Published on September 20, 2022 at 2:58 p.m.
Dress code, seating plan and conversations…
At a royal dinner, all aspects of the meal are ruled by protocol. For starters, you can’t go there in pajamas. Dresses and high necklines for women, pants for men… Formal attire is required.
Once ready, go to the reception venue. Above all, be on time. Punctuality is very important to the English and it would not be a question of keeping the King of England waiting.
Before you sit down, check your location. The seating plan, especially during official dinners, is meticulously studied. The people closest to Her Majesty are considered the most “important”. Before the meal is served, the king also begins by engaging in conversation with the people on his right, then the people on his left, once dinner has begun. On the other hand, never engage in conversation with him, wait for him to speak to you first.

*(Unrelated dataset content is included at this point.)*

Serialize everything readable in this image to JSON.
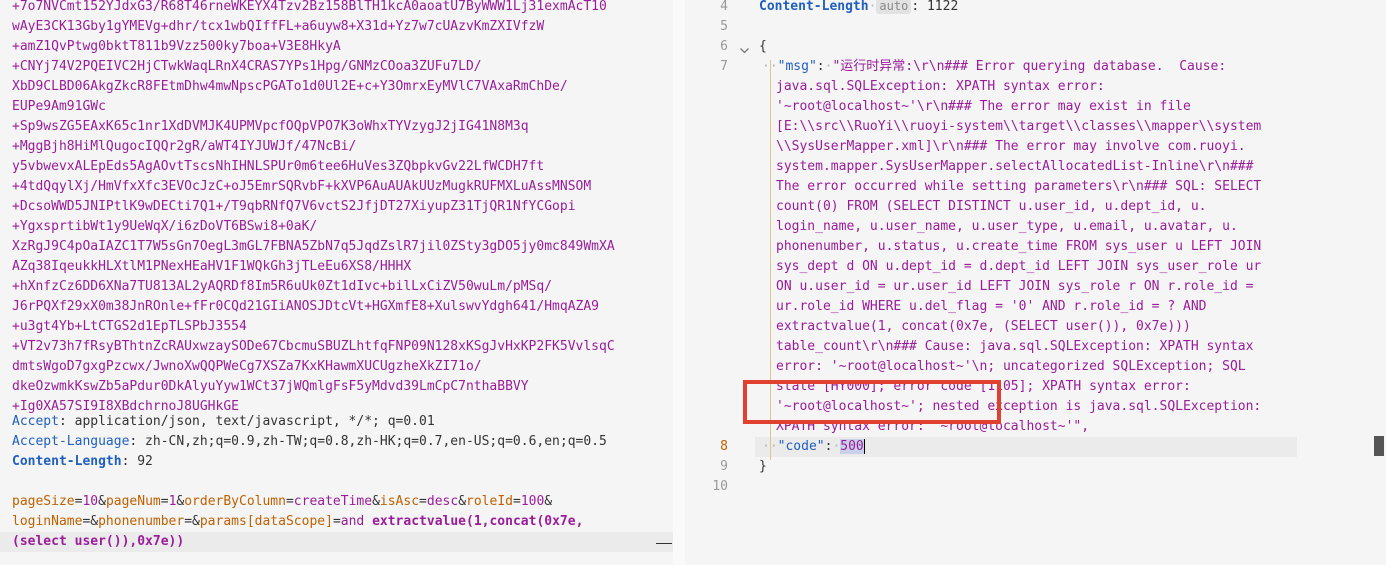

You will also notice that the couples are never seated side by side. This, in order to encourage exchanges.
During the meal, hold your knife in your right hand and the fork in your left hand. The food should be deposited on the back of the fork, using the knife. Watch out for scraping noises, they are unsightly to the ear and are perceived as rude. The fork is then brought to the mouth. When you are finished, put the cutlery on the plate provided for this purpose. On the other hand, if you have to slip away for a few minutes, cross them on your plate. This will tell the staff that you haven’t finished dinner.
Besides, you don’t say “I have to go to the toilet” when you have a pressing urge. A simple “excuse me” is enough.
The dinner ends when the king has finished. You will no longer be able to touch your plate once he has laid down his cutlery. Queen Elizabeth II, who used her bag to send messages, put it on the table to signify the end of the meal.
Did you break protocol? Don’t worry, the royal family is quite flexible and it’s happened to many other guests before you. Barack Obama, for example, made the mistake of delivering his speech at the same time as the English national anthem was being played.
The eating habits of the royal family
In addition to these rules, monarchs must also follow many other dietary rules. For example, they are prohibited from consuming seafood or raw meat, especially during their travels, because of the risk of poisoning. Garlic, onion and foie gras were also banned from royal kitchens. The first two, for a matter of breath, and the last, by prohibition of King Charles, strongly committed to the animal cause. Namely that, during her reign, Elizabeth II approved each meal, thanks to a “menu booklet” which was sent to her, sometimes up to three days in advance.